** Opening Materials provided block **
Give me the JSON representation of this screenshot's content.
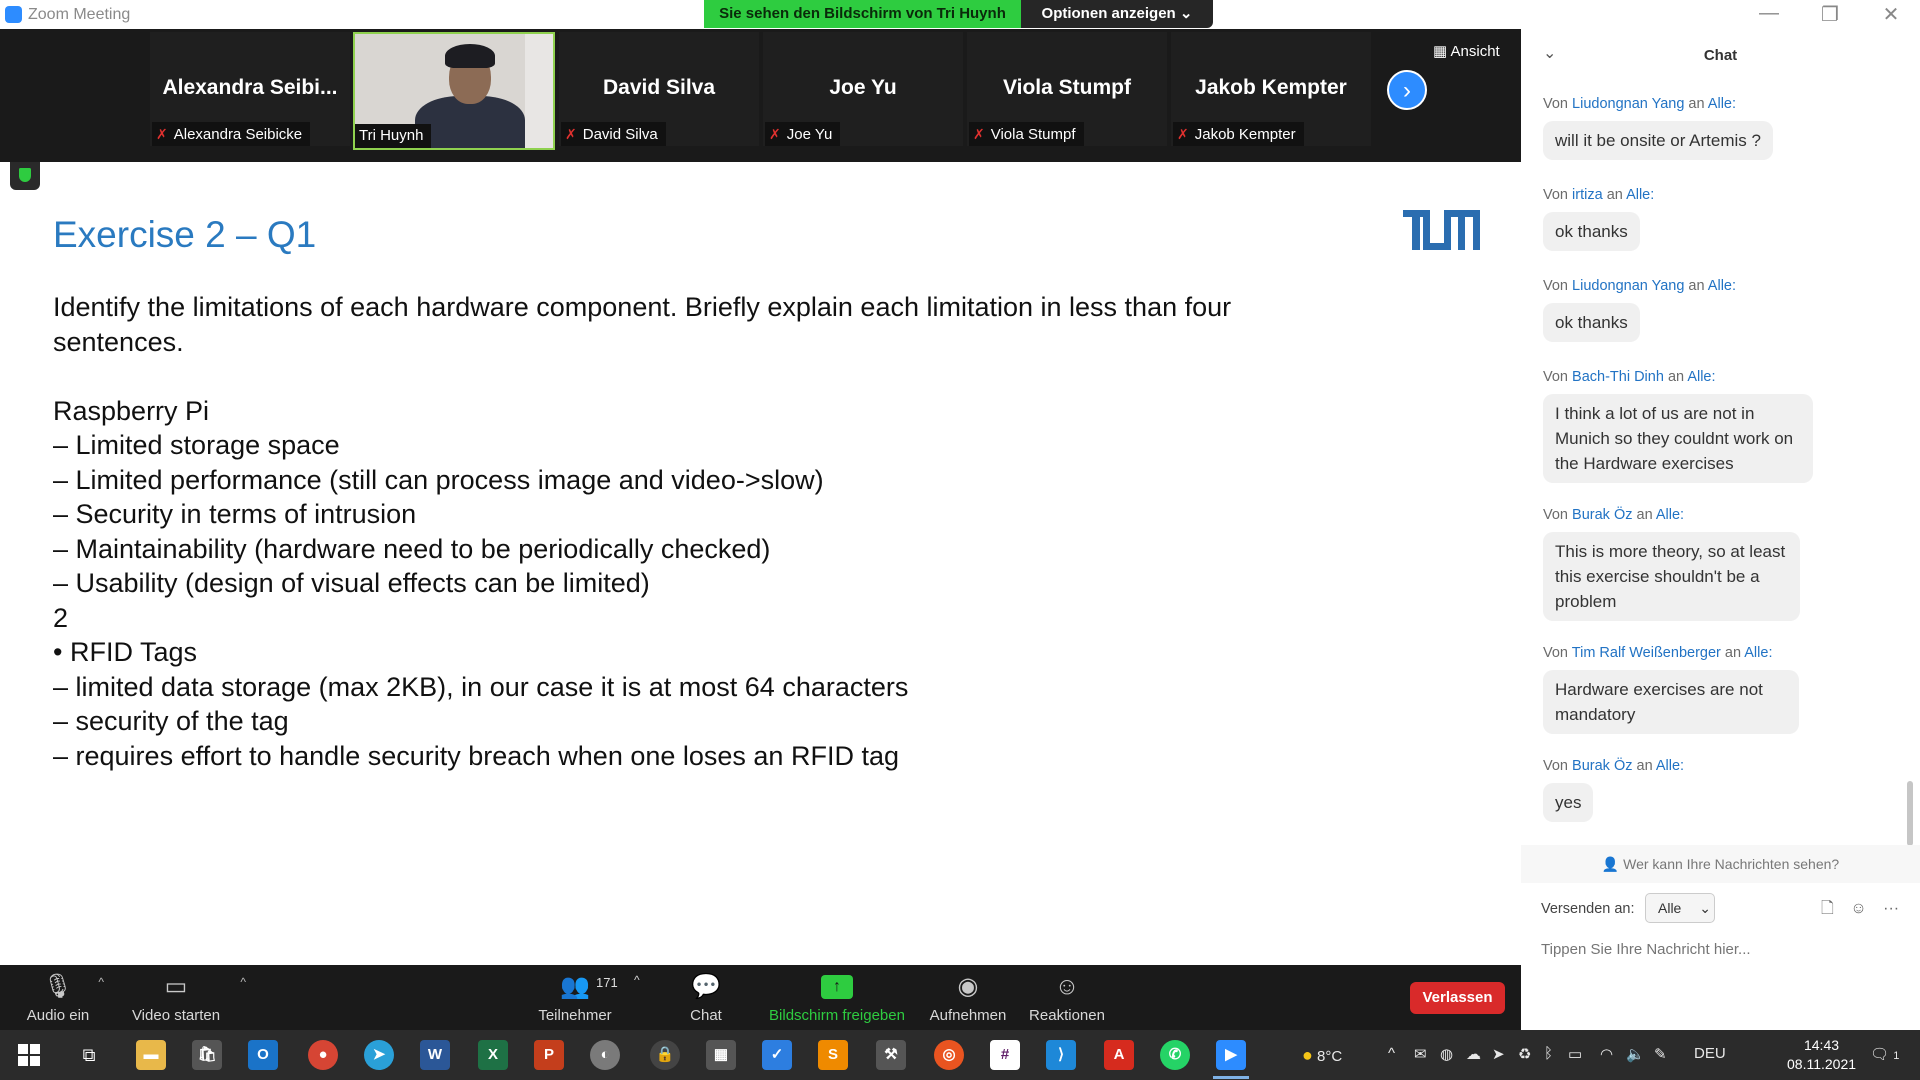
{
  "window": {
    "title": "Zoom Meeting",
    "share_banner": "Sie sehen den Bildschirm von Tri Huynh",
    "options_label": "Optionen anzeigen",
    "minimize": "—",
    "restore": "❐",
    "close": "✕"
  },
  "participants": [
    {
      "display_name": "Alexandra  Seibi...",
      "label": "Alexandra Seibicke",
      "muted": true,
      "video": false
    },
    {
      "display_name": "",
      "label": "Tri Huynh",
      "muted": false,
      "video": true
    },
    {
      "display_name": "David Silva",
      "label": "David Silva",
      "muted": true,
      "video": false
    },
    {
      "display_name": "Joe Yu",
      "label": "Joe Yu",
      "muted": true,
      "video": false
    },
    {
      "display_name": "Viola Stumpf",
      "label": "Viola Stumpf",
      "muted": true,
      "video": false
    },
    {
      "display_name": "Jakob Kempter",
      "label": "Jakob Kempter",
      "muted": true,
      "video": false
    }
  ],
  "view_label": "Ansicht",
  "slide": {
    "title": "Exercise 2 – Q1",
    "logo_text": "TUM",
    "lines": [
      "Identify the limitations of each hardware component. Briefly explain each limitation in less than four",
      "sentences.",
      "",
      "Raspberry Pi",
      "– Limited storage space",
      "– Limited performance (still can process image and video->slow)",
      "– Security in terms of intrusion",
      "– Maintainability (hardware need to be periodically checked)",
      "– Usability (design of visual effects can be limited)",
      "2",
      "• RFID Tags",
      "– limited data storage (max 2KB), in our case it is at most 64 characters",
      "– security of the tag",
      "– requires effort to handle security breach when one loses an RFID tag"
    ]
  },
  "toolbar": {
    "audio": "Audio ein",
    "video": "Video starten",
    "participants": "Teilnehmer",
    "participant_count": "171",
    "chat": "Chat",
    "share": "Bildschirm freigeben",
    "record": "Aufnehmen",
    "reactions": "Reaktionen",
    "leave": "Verlassen"
  },
  "chat": {
    "title": "Chat",
    "from_prefix": "Von",
    "to_word": "an",
    "to_all": "Alle:",
    "messages": [
      {
        "sender": "Liudongnan Yang",
        "text": "will it be onsite or Artemis ?"
      },
      {
        "sender": "irtiza",
        "text": "ok thanks"
      },
      {
        "sender": "Liudongnan Yang",
        "text": "ok thanks"
      },
      {
        "sender": "Bach-Thi Dinh",
        "text": "I think a lot of us are not in Munich so they couldnt work on the Hardware exercises"
      },
      {
        "sender": "Burak Öz",
        "text": "This is more theory, so at least this exercise shouldn't be a problem"
      },
      {
        "sender": "Tim Ralf Weißenberger",
        "text": "Hardware exercises are not mandatory"
      },
      {
        "sender": "Burak Öz",
        "text": "yes"
      }
    ],
    "who_can_see": "Wer kann Ihre Nachrichten sehen?",
    "send_to_label": "Versenden an:",
    "send_to_value": "Alle",
    "input_placeholder": "Tippen Sie Ihre Nachricht hier..."
  },
  "taskbar": {
    "weather": "8°C",
    "language": "DEU",
    "time": "14:43",
    "date": "08.11.2021",
    "notification_count": "1",
    "apps": [
      "file-explorer",
      "store",
      "outlook",
      "chrome",
      "telegram",
      "word",
      "excel",
      "powerpoint",
      "paint",
      "keepass",
      "calculator",
      "ticktick",
      "sublime",
      "tools",
      "ubuntu",
      "slack",
      "vscode",
      "acrobat",
      "whatsapp",
      "zoom"
    ]
  },
  "colors": {
    "zoom_blue": "#2d8cff",
    "share_green": "#2ecc40",
    "leave_red": "#d92a2a",
    "slide_title": "#2a7ac0",
    "chat_sender": "#2273c4"
  }
}
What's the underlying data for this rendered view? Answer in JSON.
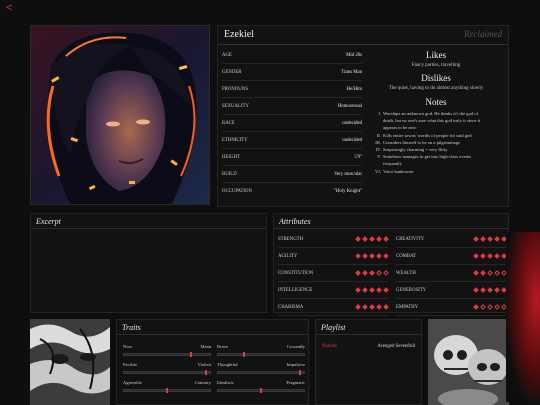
{
  "nav": {
    "back_glyph": "<"
  },
  "profile": {
    "name": "Ezekiel",
    "status": "Reclaimed",
    "info": [
      {
        "label": "AGE",
        "value": "Mid 20s"
      },
      {
        "label": "GENDER",
        "value": "Trans Man"
      },
      {
        "label": "PRONOUNS",
        "value": "He/Him"
      },
      {
        "label": "SEXUALITY",
        "value": "Homosexual"
      },
      {
        "label": "RACE",
        "value": "undecided"
      },
      {
        "label": "ETHNICITY",
        "value": "undecided"
      },
      {
        "label": "HEIGHT",
        "value": "5'9\""
      },
      {
        "label": "BUILD",
        "value": "Very muscular"
      },
      {
        "label": "OCCUPATION",
        "value": "\"Holy Knight\""
      }
    ],
    "likes_title": "Likes",
    "likes": "Fancy parties, travelling",
    "dislikes_title": "Dislikes",
    "dislikes": "The quiet, having to do almost anything slowly",
    "notes_title": "Notes",
    "notes": [
      {
        "num": "I.",
        "lines": [
          "Worships an unknown god. He thinks it's the god of",
          "death, but no one's sure what this god truly is since it",
          "appears to be new"
        ]
      },
      {
        "num": "II.",
        "lines": [
          "Kills entire towns' worths of people for said god"
        ]
      },
      {
        "num": "III.",
        "lines": [
          "Considers himself to be on a pilgrimmage"
        ]
      },
      {
        "num": "IV.",
        "lines": [
          "Surprisingly charming + very flirty"
        ]
      },
      {
        "num": "V.",
        "lines": [
          "Somehow manages to get into high-class events",
          "frequently"
        ]
      },
      {
        "num": "VI.",
        "lines": [
          "Voice bankowen"
        ]
      }
    ]
  },
  "excerpt": {
    "title": "Excerpt"
  },
  "attributes": {
    "title": "Attributes",
    "left": [
      {
        "label": "STRENGTH",
        "level": 5
      },
      {
        "label": "AGILITY",
        "level": 5
      },
      {
        "label": "CONSTITUTION",
        "level": 3
      },
      {
        "label": "INTELLIGENCE",
        "level": 5
      },
      {
        "label": "CHARISMA",
        "level": 5
      }
    ],
    "right": [
      {
        "label": "CREATIVITY",
        "level": 5
      },
      {
        "label": "COMBAT",
        "level": 5
      },
      {
        "label": "WEALTH",
        "level": 2
      },
      {
        "label": "GENEROSITY",
        "level": 5
      },
      {
        "label": "EMPATHY",
        "level": 1
      }
    ],
    "max": 5,
    "accent": "#e03a44"
  },
  "traits": {
    "title": "Traits",
    "items": [
      {
        "left": "Nice",
        "right": "Mean",
        "value": 0.78
      },
      {
        "left": "Brave",
        "right": "Cowardly",
        "value": 0.3
      },
      {
        "left": "Pacifist",
        "right": "Violent",
        "value": 0.97
      },
      {
        "left": "Thoughtful",
        "right": "Impulsive",
        "value": 0.97
      },
      {
        "left": "Agreeable",
        "right": "Contrary",
        "value": 0.5
      },
      {
        "left": "Idealistic",
        "right": "Pragmatic",
        "value": 0.5
      }
    ]
  },
  "playlist": {
    "title": "Playlist",
    "songs": [
      {
        "title": "Nobody",
        "artist": "Avenged Sevenfold"
      }
    ]
  },
  "colors": {
    "accent": "#e03a44",
    "background": "#0e0e0e",
    "panel": "#121212"
  }
}
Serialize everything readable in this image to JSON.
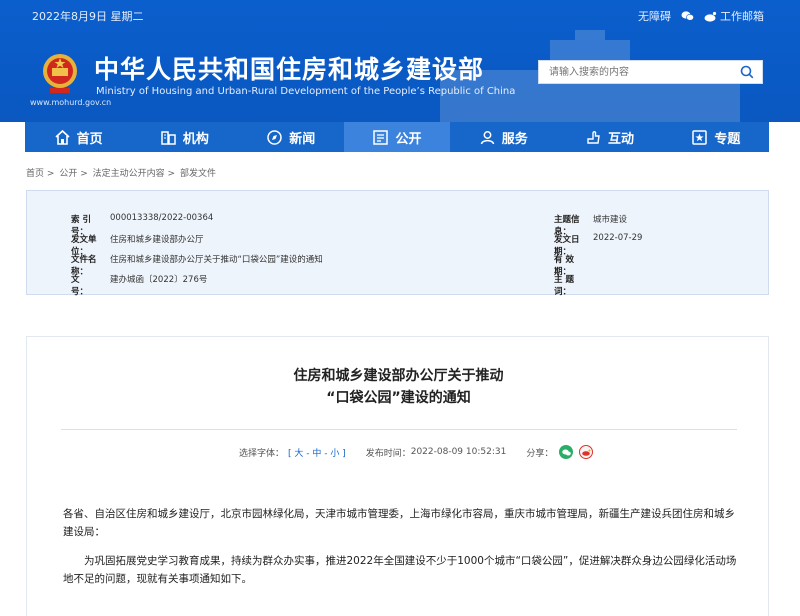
{
  "topbar": {
    "date": "2022年8月9日 星期二",
    "accessibility": "无障碍",
    "work_email": "工作邮箱",
    "icons": [
      "wechat-icon",
      "weibo-icon"
    ]
  },
  "header": {
    "title": "中华人民共和国住房和城乡建设部",
    "subtitle": "Ministry of Housing and Urban-Rural Development of the People’s Republic of China",
    "domain": "www.mohurd.gov.cn",
    "search_placeholder": "请输入搜索的内容"
  },
  "nav": {
    "items": [
      {
        "label": "首页",
        "icon": "home-icon"
      },
      {
        "label": "机构",
        "icon": "building-icon"
      },
      {
        "label": "新闻",
        "icon": "news-icon"
      },
      {
        "label": "公开",
        "icon": "disclosure-icon",
        "active": true
      },
      {
        "label": "服务",
        "icon": "service-icon"
      },
      {
        "label": "互动",
        "icon": "interact-icon"
      },
      {
        "label": "专题",
        "icon": "topic-icon"
      }
    ]
  },
  "breadcrumb": {
    "items": [
      "首页",
      "公开",
      "法定主动公开内容",
      "部发文件"
    ],
    "separator": ">"
  },
  "meta": {
    "index_label": "索 引 号：",
    "index_value": "000013338/2022-00364",
    "issuer_label": "发文单位：",
    "issuer_value": "住房和城乡建设部办公厅",
    "docname_label": "文件名称：",
    "docname_value": "住房和城乡建设部办公厅关于推动“口袋公园”建设的通知",
    "docno_label": "文　　号：",
    "docno_value": "建办城函〔2022〕276号",
    "topic_label": "主题信息：",
    "topic_value": "城市建设",
    "date_label": "发文日期：",
    "date_value": "2022-07-29",
    "validity_label": "有 效 期：",
    "validity_value": "",
    "keywords_label": "主 题 词：",
    "keywords_value": ""
  },
  "article": {
    "title_line1": "住房和城乡建设部办公厅关于推动",
    "title_line2": "“口袋公园”建设的通知",
    "font_label": "选择字体：",
    "font_options": "[ 大 - 中 - 小 ]",
    "pub_label": "发布时间：",
    "pub_time": "2022-08-09 10:52:31",
    "share_label": "分享：",
    "para1": "各省、自治区住房和城乡建设厅，北京市园林绿化局，天津市城市管理委，上海市绿化市容局，重庆市城市管理局，新疆生产建设兵团住房和城乡建设局：",
    "para2": "为巩固拓展党史学习教育成果，持续为群众办实事，推进2022年全国建设不少于1000个城市“口袋公园”，促进解决群众身边公园绿化活动场地不足的问题，现就有关事项通知如下。"
  },
  "colors": {
    "header_blue": "#0b5fcc",
    "nav_blue": "#1766c9",
    "nav_active": "#3b83dc",
    "meta_bg": "#eef4fb"
  }
}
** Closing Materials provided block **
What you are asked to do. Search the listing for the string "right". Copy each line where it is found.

Final answer.
    "right": [
        "right": "Mean",
        "right": "Cowardly",
        "right": "Violent",
        "right": "Impulsive",
        "right": "Contrary",
        "right": "Pragmatic",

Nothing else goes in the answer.